February is Low Vision Awareness Month

Jo-Carolyn Goode | 2/3/2014, 12:40 p.m.
When you think of all the things you need to keep track of in order to stay healthy, do your ...
February is low vision

When you think of all the things you need to keep track of in order to stay healthy, do your eyes come to the top of the list? If not, they should! Men’s Health Network (MHN) is pleased to support and promote February as Low Vision Awareness Month by encouraging men and their families to protect their vision and their health.

"Men suffer from 73 percent of the total number of eye injuries that occur in the US, according to a survey conducted by the American Academy of Ophthalmology (Academy) and the American Society of Ocular Trauma (ASOT),” said Joel Potasznik, MD, Ophthalmology and member of the Board of Advisors, Men’s Health Network. “Some 52 percent of all injuries happen at home. It is very important for men and boys to understand proper eye safety when working at home or engaging in sports."

In efforts to promote February as Low Vision Awareness Month, MHN has shared a valuable resource booklet, Open Your Eyes, Protect Your Vision…and Your Health (http://www.menshealthnetwork.org/library/blueprinteye.pdf), which clarifies the connection between eye health and overall health. It also goes over some common eye diseases, disorders and injuries
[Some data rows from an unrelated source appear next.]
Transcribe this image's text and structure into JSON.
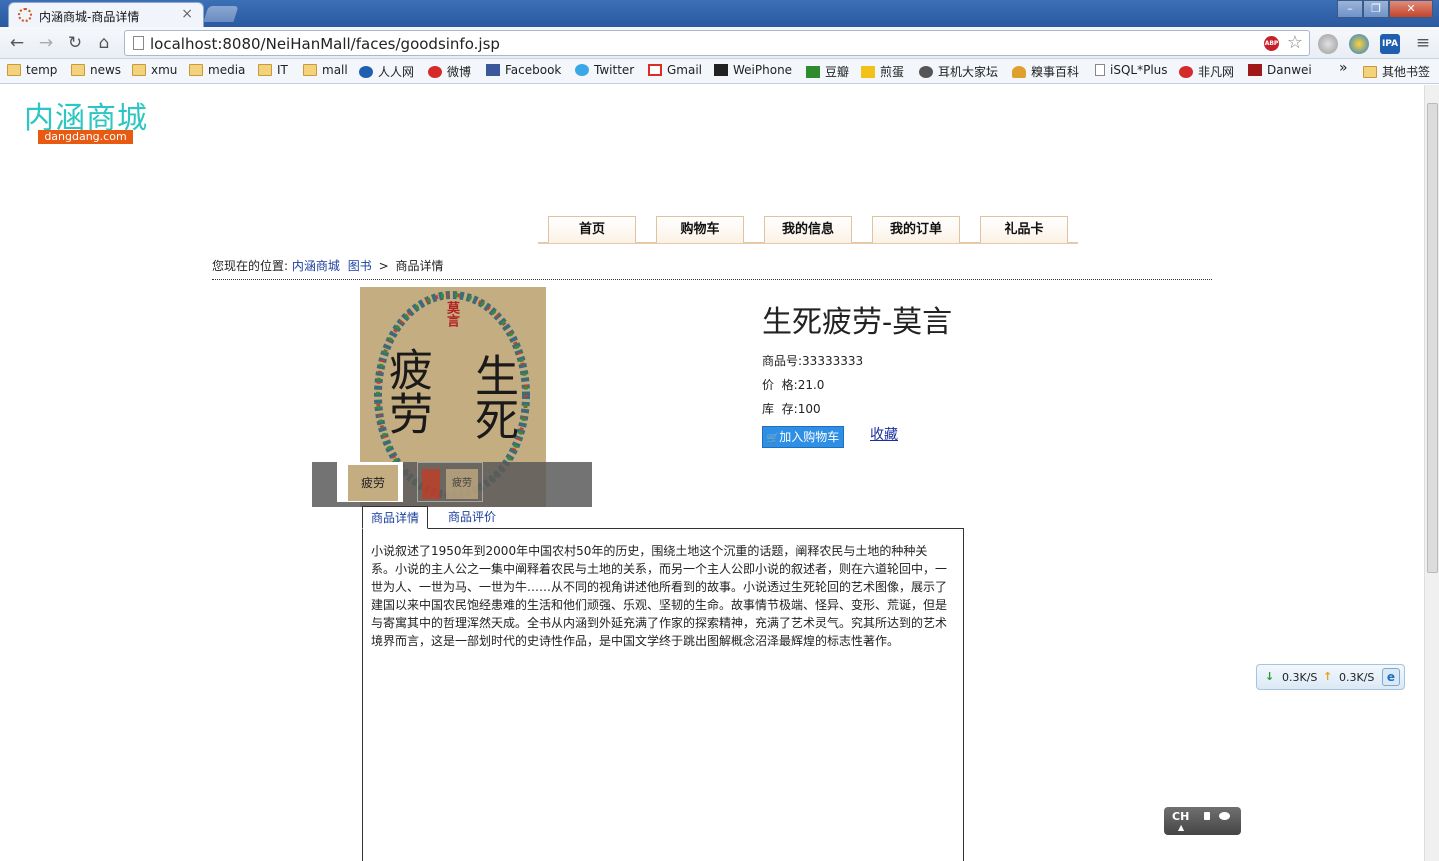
{
  "browser": {
    "tab_title": "内涵商城-商品详情",
    "url": "localhost:8080/NeiHanMall/faces/goodsinfo.jsp",
    "bookmarks": [
      "temp",
      "news",
      "xmu",
      "media",
      "IT",
      "mall",
      "人人网",
      "微博",
      "Facebook",
      "Twitter",
      "Gmail",
      "WeiPhone",
      "豆瓣",
      "煎蛋",
      "耳机大家坛",
      "糗事百科",
      "iSQL*Plus",
      "非凡网",
      "Danwei"
    ],
    "other_bookmarks": "其他书签",
    "overflow": "»",
    "abp": "ABP",
    "ipa": "IPA"
  },
  "site": {
    "logo": "内涵商城",
    "logo_sub": "dangdang.com",
    "nav": [
      "首页",
      "购物车",
      "我的信息",
      "我的订单",
      "礼品卡"
    ]
  },
  "breadcrumb": {
    "prefix": "您现在的位置:",
    "home": "内涵商城",
    "category": "图书",
    "separator": ">",
    "current": "商品详情"
  },
  "product": {
    "title": "生死疲劳-莫言",
    "sku_label": "商品号:",
    "sku": "33333333",
    "price_label": "价  格:",
    "price": "21.0",
    "stock_label": "库  存:",
    "stock": "100",
    "add_to_cart": "加入购物车",
    "favorite": "收藏",
    "cover_text": "莫言",
    "cover_title_1": "生死",
    "cover_title_2": "疲劳"
  },
  "detail": {
    "tabs": [
      "商品详情",
      "商品评价"
    ],
    "text": "小说叙述了1950年到2000年中国农村50年的历史，围绕土地这个沉重的话题，阐释农民与土地的种种关系。小说的主人公之一集中阐释着农民与土地的关系，而另一个主人公即小说的叙述者，则在六道轮回中，一世为人、一世为马、一世为牛……从不同的视角讲述他所看到的故事。小说透过生死轮回的艺术图像，展示了建国以来中国农民饱经患难的生活和他们顽强、乐观、坚韧的生命。故事情节极端、怪异、变形、荒诞，但是与寄寓其中的哲理浑然天成。全书从内涵到外延充满了作家的探索精神，充满了艺术灵气。究其所达到的艺术境界而言，这是一部划时代的史诗性作品，是中国文学终于跳出图解概念沼泽最辉煌的标志性著作。"
  },
  "widgets": {
    "down_speed": "0.3K/S",
    "up_speed": "0.3K/S",
    "ime": "CH"
  }
}
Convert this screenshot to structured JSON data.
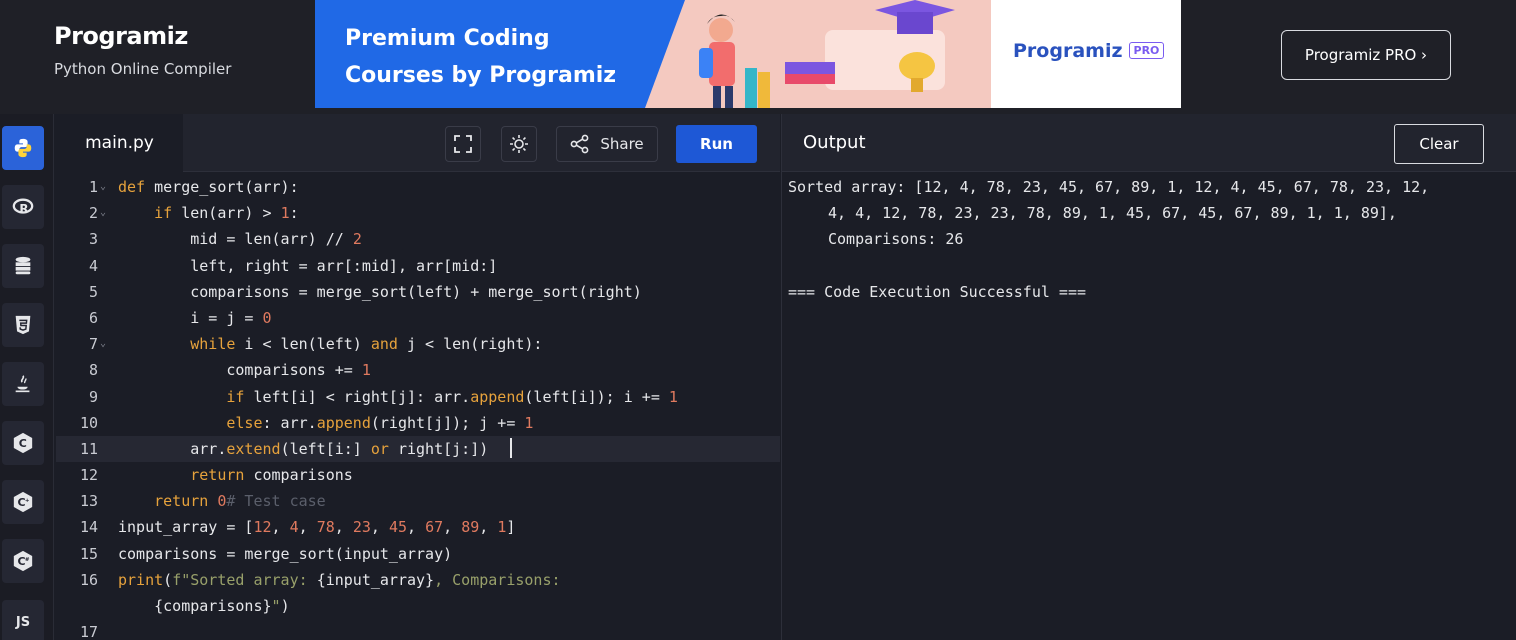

Open Your Eyes, Protect Your Vision…and Your Health suggests a few tips for protecting eye health:

Eating a healthy diet with lots of fruits and vegetables

Wearing sunglasses and hats when in sunlight

Limiting your alcohol intake

Getting regular eye check ups

Maintaining a healthy weight by exercising regularly

Quitting smoking, as it has been linked to risk of developing age-related macular degeneration and cataracts

Always wearing your protective eye goggles when necessary

According to AFB AccessWorld Magazine website (http://www.afb.org/afbpress/pub.asp?DocID=aw140201), in the United States, the most common causes of low vision are age-related macular degeneration (AMD), glaucoma, cataracts, and diabetic retinopathy. People can also be born with conditions such as albinism or optic nerve damage that can result in low vision. Low vision can have an impact on people of all ages.

AMD is a leading cause of vision loss, affecting more than 2 million Americans age 50 and older. Low vision aids can make the most of remaining vision. For more information on Low Vision visit www.preventblindness.org.

Men's Health Network (MHN) is a national non-profit organization whose mission is to reach men, boys, and their families where they live, work, play, and pray with health prevention messages and tools, screening programs, educational materials, advocacy opportunities, and patient navigation. Learn more about MHN at www.menshealthnetwork.org and follow us on Twitter @MensHlthNetwork and facebook.com/menshealthnetwork